February 9, 2013
In search of what situational leadership style would fit me better, I completed the Situational Leadership Style Self-Assessment provided on line and adapted from Hersey and Blanchard. This paper will assess the results of this self-assessment and study its application on a given case study. In the process, I will be discussing if I agree or not with the results and I will be identifying my preferred situational leadership style. In the end, I will be providing the cons and pros in using situational leadership and how they will affect my personal leadership style.
Why analyzing and go through all the aforementioned items? Simply, because a leader should be able to understand herself, the strengths and the weaknesses; it will help in building on the later and work on improving the former. Hence, knowing my situational leadership style will provide me with the know-how adapting tools to my employees’ needs and their level of competence in performing a particular assignment. It diagnoses their readiness, their commitment and their willingness to complete the assigned task. It is a balance between direction and building relationships; as a leader, I should be able to communicate clearly and to be flexible enough to adapt quickly to different settings, people, and challenges. Summary of Self-Assessment
The Situational Leadership is presented in four quadrants, however, one can move in her leadership style endlessly from one quadrant to another: horizontally, vertically or diagonally. My results shows, according to six of my answers, strength in the S2 quadrant– selling/coaching, then I swung toward S3 – participating/facilitating as my four answers out of twelve rested on it. Finally, I had two answers that took me to the S1 square- telling/directing.

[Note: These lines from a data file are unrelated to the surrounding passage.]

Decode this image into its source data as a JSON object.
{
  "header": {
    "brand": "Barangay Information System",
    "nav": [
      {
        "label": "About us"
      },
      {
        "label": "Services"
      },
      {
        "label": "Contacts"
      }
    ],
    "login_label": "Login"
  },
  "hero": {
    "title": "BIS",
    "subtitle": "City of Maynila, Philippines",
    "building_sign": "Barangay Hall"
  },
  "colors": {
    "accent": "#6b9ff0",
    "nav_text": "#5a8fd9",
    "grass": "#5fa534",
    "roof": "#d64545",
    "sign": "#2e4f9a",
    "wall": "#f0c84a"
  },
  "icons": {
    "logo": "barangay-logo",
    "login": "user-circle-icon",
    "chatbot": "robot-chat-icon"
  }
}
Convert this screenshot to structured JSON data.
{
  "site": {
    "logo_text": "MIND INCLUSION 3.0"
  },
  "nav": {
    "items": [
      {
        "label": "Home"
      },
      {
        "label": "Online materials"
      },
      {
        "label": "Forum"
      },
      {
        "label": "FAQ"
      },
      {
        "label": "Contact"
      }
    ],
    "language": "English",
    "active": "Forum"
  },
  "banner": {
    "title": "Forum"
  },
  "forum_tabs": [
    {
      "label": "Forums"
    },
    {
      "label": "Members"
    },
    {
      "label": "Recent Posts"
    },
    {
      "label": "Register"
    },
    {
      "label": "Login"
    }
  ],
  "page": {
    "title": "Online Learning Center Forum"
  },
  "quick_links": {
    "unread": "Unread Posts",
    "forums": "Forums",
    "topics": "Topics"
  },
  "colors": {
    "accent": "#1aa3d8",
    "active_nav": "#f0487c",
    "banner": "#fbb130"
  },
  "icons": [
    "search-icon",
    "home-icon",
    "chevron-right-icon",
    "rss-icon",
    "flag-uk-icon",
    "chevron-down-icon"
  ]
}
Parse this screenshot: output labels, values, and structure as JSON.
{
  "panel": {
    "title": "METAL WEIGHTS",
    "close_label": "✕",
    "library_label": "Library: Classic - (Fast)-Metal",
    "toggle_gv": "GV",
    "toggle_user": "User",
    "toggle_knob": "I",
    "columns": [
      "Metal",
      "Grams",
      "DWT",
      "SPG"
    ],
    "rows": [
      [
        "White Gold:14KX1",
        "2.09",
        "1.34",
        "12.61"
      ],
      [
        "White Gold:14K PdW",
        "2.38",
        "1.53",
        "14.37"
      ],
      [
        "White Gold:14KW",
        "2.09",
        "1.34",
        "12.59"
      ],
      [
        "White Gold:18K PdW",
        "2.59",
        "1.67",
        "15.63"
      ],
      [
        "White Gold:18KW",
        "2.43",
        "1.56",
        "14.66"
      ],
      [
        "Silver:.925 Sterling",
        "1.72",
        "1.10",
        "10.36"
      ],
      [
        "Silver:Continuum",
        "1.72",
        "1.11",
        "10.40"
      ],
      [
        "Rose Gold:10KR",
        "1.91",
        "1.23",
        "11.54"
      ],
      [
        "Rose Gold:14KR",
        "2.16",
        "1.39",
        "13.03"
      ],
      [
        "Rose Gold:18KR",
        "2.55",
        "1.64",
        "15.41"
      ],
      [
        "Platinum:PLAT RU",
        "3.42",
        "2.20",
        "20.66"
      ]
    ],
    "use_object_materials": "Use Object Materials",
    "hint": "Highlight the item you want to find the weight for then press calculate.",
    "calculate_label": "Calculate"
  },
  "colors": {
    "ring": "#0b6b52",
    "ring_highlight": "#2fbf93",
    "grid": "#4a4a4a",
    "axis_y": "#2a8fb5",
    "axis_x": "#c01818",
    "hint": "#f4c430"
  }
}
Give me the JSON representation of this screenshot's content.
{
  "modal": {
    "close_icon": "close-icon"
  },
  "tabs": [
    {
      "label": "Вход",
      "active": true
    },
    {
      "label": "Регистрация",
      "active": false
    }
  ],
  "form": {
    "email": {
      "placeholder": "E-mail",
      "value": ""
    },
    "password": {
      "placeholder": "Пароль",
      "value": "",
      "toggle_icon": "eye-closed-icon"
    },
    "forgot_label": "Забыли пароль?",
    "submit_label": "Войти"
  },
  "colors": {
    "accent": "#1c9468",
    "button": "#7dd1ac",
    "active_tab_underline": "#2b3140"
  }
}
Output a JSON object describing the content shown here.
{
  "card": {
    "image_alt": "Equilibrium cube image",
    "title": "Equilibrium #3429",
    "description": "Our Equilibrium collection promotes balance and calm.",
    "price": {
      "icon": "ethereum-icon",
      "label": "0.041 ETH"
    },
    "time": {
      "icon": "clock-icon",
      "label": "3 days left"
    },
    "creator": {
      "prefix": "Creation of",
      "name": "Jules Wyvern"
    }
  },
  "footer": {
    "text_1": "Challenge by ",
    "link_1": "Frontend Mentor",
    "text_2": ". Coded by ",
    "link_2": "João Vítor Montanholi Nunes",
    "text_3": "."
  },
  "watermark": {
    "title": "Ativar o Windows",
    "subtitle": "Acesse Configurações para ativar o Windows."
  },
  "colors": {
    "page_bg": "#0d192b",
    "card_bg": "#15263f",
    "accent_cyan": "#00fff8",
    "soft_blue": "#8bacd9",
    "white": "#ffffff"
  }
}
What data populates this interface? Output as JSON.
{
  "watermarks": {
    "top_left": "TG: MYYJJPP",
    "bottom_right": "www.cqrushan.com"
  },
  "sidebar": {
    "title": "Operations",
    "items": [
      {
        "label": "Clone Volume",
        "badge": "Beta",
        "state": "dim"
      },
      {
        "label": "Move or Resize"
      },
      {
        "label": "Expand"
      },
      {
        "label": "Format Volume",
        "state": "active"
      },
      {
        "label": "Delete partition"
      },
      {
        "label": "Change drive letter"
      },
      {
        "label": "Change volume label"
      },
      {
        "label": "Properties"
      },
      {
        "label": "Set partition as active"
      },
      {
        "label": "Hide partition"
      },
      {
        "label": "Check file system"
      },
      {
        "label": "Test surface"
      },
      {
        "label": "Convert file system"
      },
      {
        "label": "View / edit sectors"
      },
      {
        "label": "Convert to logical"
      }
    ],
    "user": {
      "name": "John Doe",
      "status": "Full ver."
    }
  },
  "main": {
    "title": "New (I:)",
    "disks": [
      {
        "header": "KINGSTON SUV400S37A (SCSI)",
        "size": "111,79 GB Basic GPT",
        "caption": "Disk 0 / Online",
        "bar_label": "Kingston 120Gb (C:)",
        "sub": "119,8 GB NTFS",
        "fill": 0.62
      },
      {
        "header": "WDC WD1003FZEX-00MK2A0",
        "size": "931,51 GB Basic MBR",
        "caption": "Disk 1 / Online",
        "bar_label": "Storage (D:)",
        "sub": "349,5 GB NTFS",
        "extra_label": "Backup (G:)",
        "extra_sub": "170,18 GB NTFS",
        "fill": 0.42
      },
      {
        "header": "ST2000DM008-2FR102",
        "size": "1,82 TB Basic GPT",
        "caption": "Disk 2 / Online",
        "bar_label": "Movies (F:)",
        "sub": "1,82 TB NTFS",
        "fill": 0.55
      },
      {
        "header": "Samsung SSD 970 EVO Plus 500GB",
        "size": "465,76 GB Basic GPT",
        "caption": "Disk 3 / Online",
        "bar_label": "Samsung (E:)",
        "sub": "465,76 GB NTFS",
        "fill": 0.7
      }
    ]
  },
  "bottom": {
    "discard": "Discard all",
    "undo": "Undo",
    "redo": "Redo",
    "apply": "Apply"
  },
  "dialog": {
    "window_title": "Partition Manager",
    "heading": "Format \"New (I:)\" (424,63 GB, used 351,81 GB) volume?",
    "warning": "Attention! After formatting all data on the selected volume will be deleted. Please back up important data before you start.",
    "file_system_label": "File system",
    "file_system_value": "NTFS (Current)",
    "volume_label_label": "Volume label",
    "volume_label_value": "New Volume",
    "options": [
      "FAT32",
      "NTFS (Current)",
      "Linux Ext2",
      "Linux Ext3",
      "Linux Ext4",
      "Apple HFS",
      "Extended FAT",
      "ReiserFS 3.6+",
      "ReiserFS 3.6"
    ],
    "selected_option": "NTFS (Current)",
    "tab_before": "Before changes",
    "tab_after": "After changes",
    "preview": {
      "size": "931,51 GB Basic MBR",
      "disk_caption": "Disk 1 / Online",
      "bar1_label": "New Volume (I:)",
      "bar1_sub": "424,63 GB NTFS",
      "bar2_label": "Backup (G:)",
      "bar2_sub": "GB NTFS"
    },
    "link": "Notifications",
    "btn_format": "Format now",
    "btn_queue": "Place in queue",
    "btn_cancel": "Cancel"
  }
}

Based on the portrayals given to S1, S2, S3 and S4, a leader has to unceasingly keep the balance between being task oriented and building relationship. At times, she can be very supportive and at others she needs to use her authority to redirect the group’s focus especially in the presence of dramatic drop. It is a very challenging task which asks for high level of agility, honesty and openness from the leader. That would lead me to believe that my results made a perfect sense. However, I find myself tilting more toward the S2 quadrant as I am the type of a person who believes profoundly in communicating the challenges along with the envisioned changes, and believes in empowering my group members. There will be times, especially in the small private schools where teachers’ retention is a major challenge, I mentor closely knowing that the new teacher knows what she needs to do in terms of teaching and managing her classroom but she might be lacking the confidence and the experience. My job is to work on enhancing her competence and recognize her effort and initiatives. After, I would step away a little and keep on praising and supporting with less directing to increase her motivational level. That explains, therefore, my parking spot in the S3 zone. As for my passing by the S1 sector, it could be that in rare cases when I fall under the deadline and lack of resources pressure, I change to a military person who pushes for results at the expense of the human relationships. Applying Leadership Style
Implementing change is not a simple move; the leader should involve all stake holders and literally sell them the “why” and the “how”. In the case study, the students’ performance is not regressing; the students are actually failing their core course. The course of changes proposed in the study is: a) new textbooks, b) bench mark assessments, c) new requirements for classroom participation. Knowing, from the Situational Self-Assessment’s score, that I swing between S2 and S3 but mainly I tend to be an S2 leader, my leadership style will come in handy for this...